Things look more and more promising daily for the upcoming $99 Ouya console. XBMC has announced that their team will be working with the Ouya team to ensure that the XBMC app works smoothly on the console. To do this, early prototype versions of the Ouya console will be provided to XBMC by the Ouya team.
The two companies claim to share a natural affinity due to them both utilizing Google's open-source operating system and that "many of Team Ouya support XBMC, and nearly a third of Team XBMC members are Ouya backers." This console is shaping up to be a competitor with the best!
Ouya has raised $6.8 million and still has just under 2 days left on its Kickstarter campaign. They may undergo additional funding requests as production continues. Ouya is designed to be a hackable console and every sale will come with a development kit.
As if the joke hadn't been run into the ground enough by 4chan users and the Internet in general, Apple thought they would give the classic video one last showing. That's right, Apple has joined the elusive club of people who have Rickrolled someone on the Internet and it's a step in the right direction for the company.
Apple wouldn't generally stoop so low as to rickroll people, so it's a good sign that they might just be getting a sense of humor like Google has. Hidden in the changelog for iOS 6 beta 4 was a mention about a change to YouTube links in that embedded URLs in apps will no longer work in iOS 6. Apple just happened to offer up a link as an example.
That link led to the time-tested, age-old Rick Astley video of "Never Gonna Give You Up." This leaves us two options: either Apple is trying to revive the Rickroll or their sense of humor is quite a bit behind the times since it gets used to infrequently. Let's hope for the latter since Rickrolling really needs to remain in the past.

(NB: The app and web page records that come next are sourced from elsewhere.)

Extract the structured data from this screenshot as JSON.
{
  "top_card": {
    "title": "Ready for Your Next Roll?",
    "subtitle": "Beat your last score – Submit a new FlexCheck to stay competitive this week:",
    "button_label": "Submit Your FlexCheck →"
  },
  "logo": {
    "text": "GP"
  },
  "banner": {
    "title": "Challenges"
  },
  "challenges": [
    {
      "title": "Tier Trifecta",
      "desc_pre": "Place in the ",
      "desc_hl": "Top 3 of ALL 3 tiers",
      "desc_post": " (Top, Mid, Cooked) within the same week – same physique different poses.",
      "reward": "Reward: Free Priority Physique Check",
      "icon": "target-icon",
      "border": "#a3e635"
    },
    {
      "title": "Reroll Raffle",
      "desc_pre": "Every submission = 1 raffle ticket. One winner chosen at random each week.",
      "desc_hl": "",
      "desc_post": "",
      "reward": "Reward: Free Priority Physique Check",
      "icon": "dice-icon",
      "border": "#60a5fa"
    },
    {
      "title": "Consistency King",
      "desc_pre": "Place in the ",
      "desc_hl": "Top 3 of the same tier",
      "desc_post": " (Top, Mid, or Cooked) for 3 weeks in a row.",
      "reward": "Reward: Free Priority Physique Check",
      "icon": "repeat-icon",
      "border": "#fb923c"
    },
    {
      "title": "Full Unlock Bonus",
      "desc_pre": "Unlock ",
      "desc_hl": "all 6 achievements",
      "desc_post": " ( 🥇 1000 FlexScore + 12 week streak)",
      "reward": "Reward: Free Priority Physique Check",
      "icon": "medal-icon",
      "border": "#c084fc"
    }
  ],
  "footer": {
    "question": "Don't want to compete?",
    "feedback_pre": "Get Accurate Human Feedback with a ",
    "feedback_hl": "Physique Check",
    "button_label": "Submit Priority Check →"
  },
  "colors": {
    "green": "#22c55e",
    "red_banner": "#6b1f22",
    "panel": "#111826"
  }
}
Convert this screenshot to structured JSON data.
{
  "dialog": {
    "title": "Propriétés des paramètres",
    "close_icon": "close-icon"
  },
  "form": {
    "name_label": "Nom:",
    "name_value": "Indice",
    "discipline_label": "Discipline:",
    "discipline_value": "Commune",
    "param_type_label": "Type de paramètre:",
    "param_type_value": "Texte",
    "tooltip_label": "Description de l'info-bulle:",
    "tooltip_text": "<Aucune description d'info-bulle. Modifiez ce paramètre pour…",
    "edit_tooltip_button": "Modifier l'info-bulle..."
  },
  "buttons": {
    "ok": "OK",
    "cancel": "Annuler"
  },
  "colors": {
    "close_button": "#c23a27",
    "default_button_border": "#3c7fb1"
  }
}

HTC announced their revenue for July which dropped 45% year-over-year with sales of the company's One series continuing to not impress. HTC's profit has dropped close to 60% in Q2 of this year, with the company warning that it will continue to struggle in Q3 as Samsung's Galaxy S III continues to shine as the king of Android phones.
HTC have said that their July 2012 figures have come in with revenues of NT$25 billion, or approximately $834 million. This is down from NT$45.11 billion in July last year. For the first seven months of this year, HTC's revenues came to a total of NT$183.9 billion, but when compared with the same time in 2011 with figures of NT$273.7 billion, we can see there are some serious problems there.
The only issue here is that HTC's problems are only going to get worse, with competition between Samsung and Apple set to explode with the current patent court case, and the impending release of Apple's next-gen iPhone. Samsung will also have the Galaxy Note II arriving soon, as well as more products in the near future. HTC, you need to do something, and do it fast.